In sport, major tournaments frequently create legends, turning figures who were previously unknowns into global heroes.The 2010 World Cup in South Africa proved no different, though the superstar in question was not in Spain’s victorious 23-man squad; in fact he didn’t even play on the hallowed turf of Soccer City.”Paul the Octopus”, from his home at the Oberhausen Sea Life Centre in west Germany, became a phenomenon during the soccer tournament with his seemingly pscyhic ability to predict the outcome of matches, and on Tuesday the famous cephalopod died of natural causes.
The eight-legged sea creature captured the world’s imagination when — by selecting food from boxes representing either team in question — Paul correctly predicted not just the outcome of his native Germany’s matches but also the overall winner.It began with his pick that Germany would beat Australia, a match in which the Germans were strong favorites.

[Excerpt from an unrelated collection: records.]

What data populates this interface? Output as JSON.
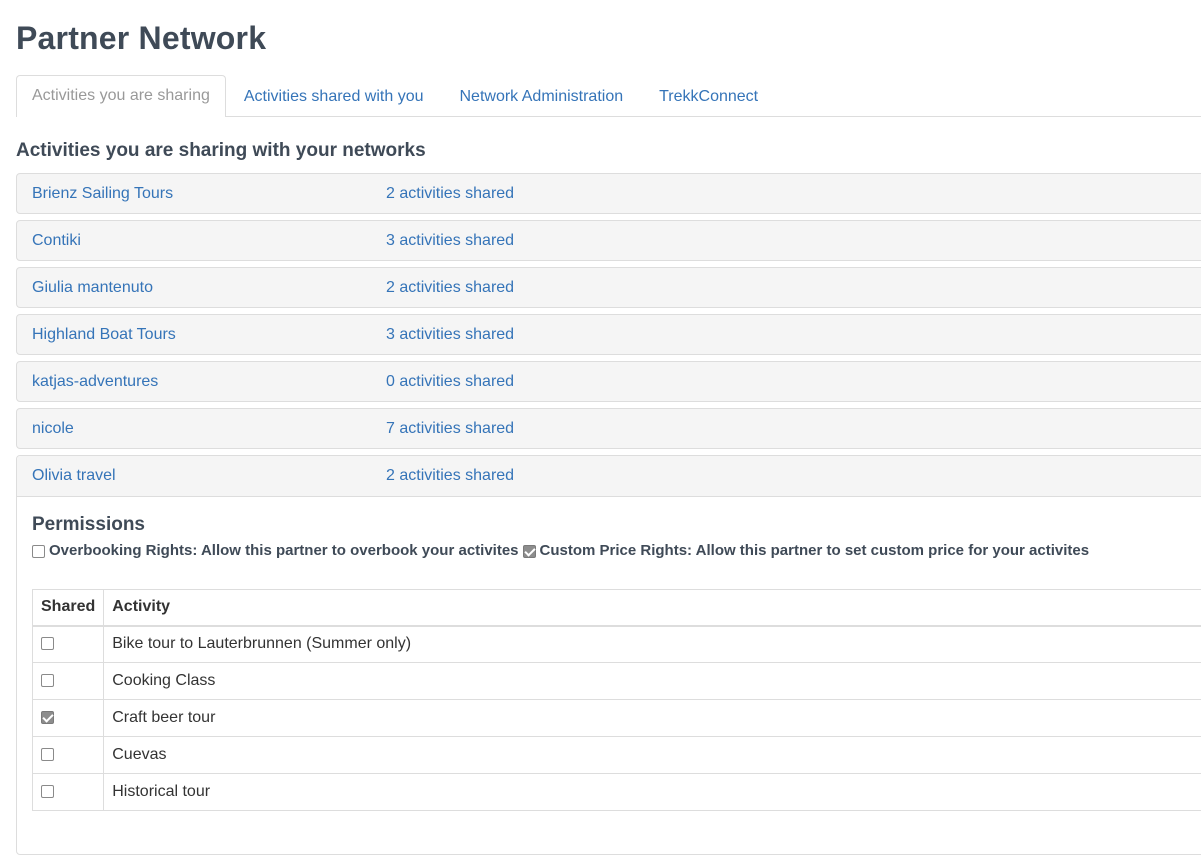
{
  "page": {
    "title": "Partner Network"
  },
  "tabs": [
    {
      "label": "Activities you are sharing",
      "active": true
    },
    {
      "label": "Activities shared with you",
      "active": false
    },
    {
      "label": "Network Administration",
      "active": false
    },
    {
      "label": "TrekkConnect",
      "active": false
    }
  ],
  "section": {
    "heading": "Activities you are sharing with your networks"
  },
  "networks": [
    {
      "name": "Brienz Sailing Tours",
      "count": "2 activities shared"
    },
    {
      "name": "Contiki",
      "count": "3 activities shared"
    },
    {
      "name": "Giulia mantenuto",
      "count": "2 activities shared"
    },
    {
      "name": "Highland Boat Tours",
      "count": "3 activities shared"
    },
    {
      "name": "katjas-adventures",
      "count": "0 activities shared"
    },
    {
      "name": "nicole",
      "count": "7 activities shared"
    },
    {
      "name": "Olivia travel",
      "count": "2 activities shared",
      "expanded": true
    }
  ],
  "permissions": {
    "title": "Permissions",
    "overbooking": {
      "label": "Overbooking Rights: Allow this partner to overbook your activites",
      "checked": false
    },
    "custom_price": {
      "label": "Custom Price Rights: Allow this partner to set custom price for your activites",
      "checked": true
    }
  },
  "activity_table": {
    "headers": {
      "shared": "Shared",
      "activity": "Activity"
    },
    "rows": [
      {
        "name": "Bike tour to Lauterbrunnen (Summer only)",
        "shared": false
      },
      {
        "name": "Cooking Class",
        "shared": false
      },
      {
        "name": "Craft beer tour",
        "shared": true
      },
      {
        "name": "Cuevas",
        "shared": false
      },
      {
        "name": "Historical tour",
        "shared": false
      }
    ]
  },
  "colors": {
    "link": "#3574b8",
    "heading": "#3f4a57",
    "row_bg": "#f5f5f5",
    "border": "#dddddd",
    "checked": "#8d8d8d"
  }
}
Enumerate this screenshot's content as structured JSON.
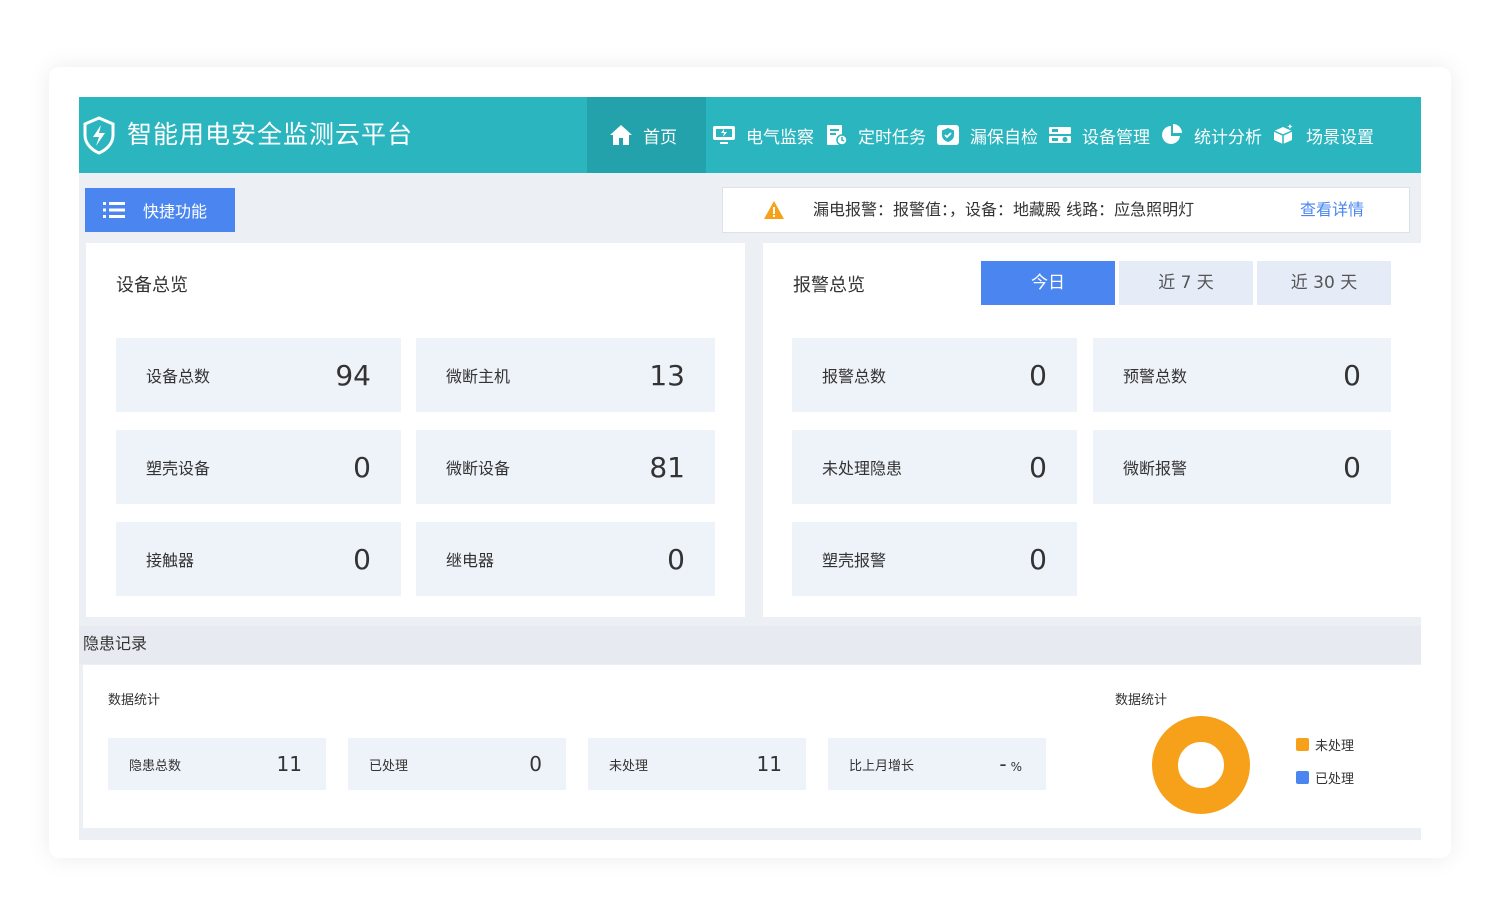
{
  "header": {
    "title": "智能用电安全监测云平台",
    "nav": [
      {
        "label": "首页",
        "icon": "home-icon",
        "active": true
      },
      {
        "label": "电气监察",
        "icon": "monitor-icon"
      },
      {
        "label": "定时任务",
        "icon": "clipboard-clock-icon"
      },
      {
        "label": "漏保自检",
        "icon": "shield-check-icon"
      },
      {
        "label": "设备管理",
        "icon": "device-grid-icon"
      },
      {
        "label": "统计分析",
        "icon": "pie-chart-icon"
      },
      {
        "label": "场景设置",
        "icon": "cube-icon"
      }
    ]
  },
  "toolbar": {
    "quick_label": "快捷功能",
    "alert_text": "漏电报警：报警值：，设备：地藏殿 线路：应急照明灯",
    "alert_link": "查看详情"
  },
  "device_overview": {
    "title": "设备总览",
    "stats": [
      {
        "label": "设备总数",
        "value": "94"
      },
      {
        "label": "微断主机",
        "value": "13"
      },
      {
        "label": "塑壳设备",
        "value": "0"
      },
      {
        "label": "微断设备",
        "value": "81"
      },
      {
        "label": "接触器",
        "value": "0"
      },
      {
        "label": "继电器",
        "value": "0"
      }
    ]
  },
  "alarm_overview": {
    "title": "报警总览",
    "tabs": [
      "今日",
      "近 7 天",
      "近 30 天"
    ],
    "stats": [
      {
        "label": "报警总数",
        "value": "0"
      },
      {
        "label": "预警总数",
        "value": "0"
      },
      {
        "label": "未处理隐患",
        "value": "0"
      },
      {
        "label": "微断报警",
        "value": "0"
      },
      {
        "label": "塑壳报警",
        "value": "0"
      }
    ]
  },
  "records": {
    "title": "隐患记录",
    "stats_title": "数据统计",
    "stats": [
      {
        "label": "隐患总数",
        "value": "11"
      },
      {
        "label": "已处理",
        "value": "0"
      },
      {
        "label": "未处理",
        "value": "11"
      },
      {
        "label": "比上月增长",
        "value": "-",
        "unit": "%"
      }
    ],
    "chart_title": "数据统计",
    "legend": [
      {
        "label": "未处理",
        "color": "#f7a11a",
        "value": 11
      },
      {
        "label": "已处理",
        "color": "#4b86f0",
        "value": 0
      }
    ]
  },
  "colors": {
    "header": "#2ab5bf",
    "accent": "#4b86f0",
    "orange": "#f7a11a"
  }
}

His second selection was far more controversial, predicting Serbia to defeat Joachim Loew’s team, which they duly did.Moving on to Die Mannschaft’s final group-phase match, he foresaw their victory over Ghana before correctly backing Germany to overcome England in the last sixteen.
World Cup oracle octopus Paul dies

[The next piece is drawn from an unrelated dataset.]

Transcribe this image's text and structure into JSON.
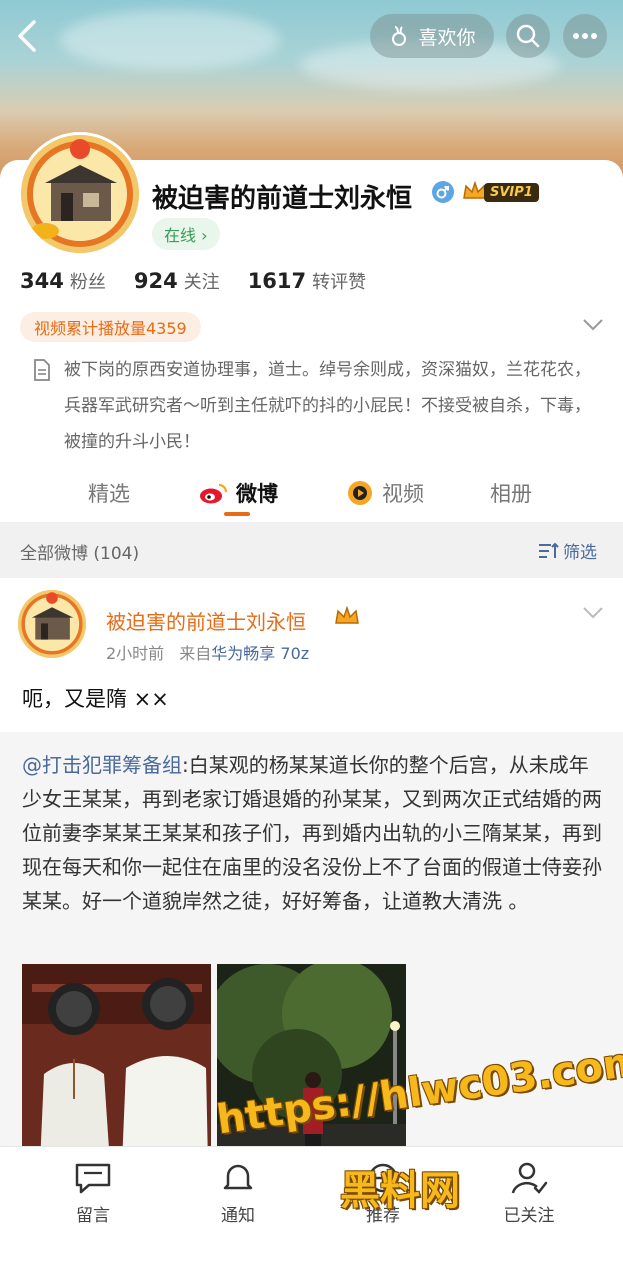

It was the same story for Paul when he plumped for Germany against Argentina in the quarterfinals, before breaking the hearts of a nation when he predicted Spain’s semifinal victory over Philipp Lahm’s side.Even when his home country was eliminated, the underwater psychic persisted, predicting Spain’s triumph over Netherlands in Johannesburg in the showpiece’s climax.The true extent of Paul’s incredible achievement comes to light when you consider a £10 ($15.80) bet on his selections in Germany’s six World Cup matches would have earned £4,071.32 ($6,450) over the duration of the tournament if placed.After the cephalopod’s contribution to their success, the Spanish were understandably grateful, even offering to house Paul in their country and afford him a life of luxury.Their advances were declined, Paul instead lived out his days in Germany, where he passed away.He may not have kicked a ball, or even watched a match in South Africa, but few will have a World-Cup legacy which lasts longer than that of Paul, the “Psychic Octopus